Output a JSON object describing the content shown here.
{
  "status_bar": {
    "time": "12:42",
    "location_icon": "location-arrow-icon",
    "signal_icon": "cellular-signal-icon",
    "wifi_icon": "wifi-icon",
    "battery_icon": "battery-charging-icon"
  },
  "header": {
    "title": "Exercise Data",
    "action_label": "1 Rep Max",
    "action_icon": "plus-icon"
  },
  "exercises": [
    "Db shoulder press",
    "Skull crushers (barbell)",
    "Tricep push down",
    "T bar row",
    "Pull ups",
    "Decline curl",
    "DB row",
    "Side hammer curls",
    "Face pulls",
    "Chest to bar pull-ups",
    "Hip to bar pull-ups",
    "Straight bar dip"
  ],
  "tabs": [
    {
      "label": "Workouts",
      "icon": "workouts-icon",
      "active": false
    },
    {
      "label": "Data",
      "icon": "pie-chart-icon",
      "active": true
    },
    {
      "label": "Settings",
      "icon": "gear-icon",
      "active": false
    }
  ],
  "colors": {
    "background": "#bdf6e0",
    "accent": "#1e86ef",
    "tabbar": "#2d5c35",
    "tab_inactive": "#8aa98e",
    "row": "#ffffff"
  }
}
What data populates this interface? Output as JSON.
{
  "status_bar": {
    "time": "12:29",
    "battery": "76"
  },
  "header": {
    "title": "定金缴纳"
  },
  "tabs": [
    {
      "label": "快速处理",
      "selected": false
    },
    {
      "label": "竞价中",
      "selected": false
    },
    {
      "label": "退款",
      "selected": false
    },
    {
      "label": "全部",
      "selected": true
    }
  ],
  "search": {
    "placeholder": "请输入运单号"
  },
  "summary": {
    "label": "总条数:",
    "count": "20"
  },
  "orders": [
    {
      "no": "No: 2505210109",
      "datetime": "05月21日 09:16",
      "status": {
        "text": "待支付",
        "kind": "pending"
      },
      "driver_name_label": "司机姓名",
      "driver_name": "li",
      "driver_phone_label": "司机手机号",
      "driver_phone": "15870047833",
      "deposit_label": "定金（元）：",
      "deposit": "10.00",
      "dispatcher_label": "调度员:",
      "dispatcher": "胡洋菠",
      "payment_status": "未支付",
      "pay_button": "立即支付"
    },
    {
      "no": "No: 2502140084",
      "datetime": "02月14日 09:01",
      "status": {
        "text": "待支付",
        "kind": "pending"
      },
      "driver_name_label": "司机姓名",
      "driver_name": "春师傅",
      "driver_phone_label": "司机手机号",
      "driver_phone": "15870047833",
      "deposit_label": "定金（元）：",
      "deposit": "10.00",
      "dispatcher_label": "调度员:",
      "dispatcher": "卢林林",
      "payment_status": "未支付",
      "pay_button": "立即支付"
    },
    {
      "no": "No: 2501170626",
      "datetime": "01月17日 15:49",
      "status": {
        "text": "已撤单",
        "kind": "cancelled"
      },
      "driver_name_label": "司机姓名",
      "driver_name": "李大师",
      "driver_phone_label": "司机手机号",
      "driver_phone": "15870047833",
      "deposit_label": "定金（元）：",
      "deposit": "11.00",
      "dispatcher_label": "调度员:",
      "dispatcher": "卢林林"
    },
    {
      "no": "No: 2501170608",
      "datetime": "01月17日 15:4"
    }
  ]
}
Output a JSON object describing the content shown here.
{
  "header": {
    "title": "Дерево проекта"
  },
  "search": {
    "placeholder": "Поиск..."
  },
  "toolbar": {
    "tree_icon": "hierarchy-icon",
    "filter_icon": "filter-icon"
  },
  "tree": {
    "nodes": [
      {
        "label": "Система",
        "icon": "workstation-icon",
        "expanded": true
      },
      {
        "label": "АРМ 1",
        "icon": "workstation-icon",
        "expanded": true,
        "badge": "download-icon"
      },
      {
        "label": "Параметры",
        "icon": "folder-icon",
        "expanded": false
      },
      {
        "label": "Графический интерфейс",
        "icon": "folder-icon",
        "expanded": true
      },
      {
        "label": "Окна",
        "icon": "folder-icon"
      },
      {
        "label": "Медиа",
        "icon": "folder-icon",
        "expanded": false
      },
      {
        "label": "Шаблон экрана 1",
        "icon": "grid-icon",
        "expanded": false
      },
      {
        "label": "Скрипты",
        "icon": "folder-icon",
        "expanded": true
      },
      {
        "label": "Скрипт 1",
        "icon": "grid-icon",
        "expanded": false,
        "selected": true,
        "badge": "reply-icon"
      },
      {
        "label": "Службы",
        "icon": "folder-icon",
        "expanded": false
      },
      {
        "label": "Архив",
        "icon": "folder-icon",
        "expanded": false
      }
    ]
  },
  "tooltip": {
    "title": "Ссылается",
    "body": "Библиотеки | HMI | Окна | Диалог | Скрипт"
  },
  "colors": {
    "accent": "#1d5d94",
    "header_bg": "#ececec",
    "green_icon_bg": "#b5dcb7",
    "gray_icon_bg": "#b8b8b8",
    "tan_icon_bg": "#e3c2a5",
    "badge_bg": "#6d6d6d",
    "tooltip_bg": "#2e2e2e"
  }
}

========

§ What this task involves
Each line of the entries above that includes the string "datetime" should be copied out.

§ Solution to this task
      "datetime": "05月21日 09:16",
      "datetime": "02月14日 09:01",
      "datetime": "01月17日 15:49",
      "datetime": "01月17日 15:4"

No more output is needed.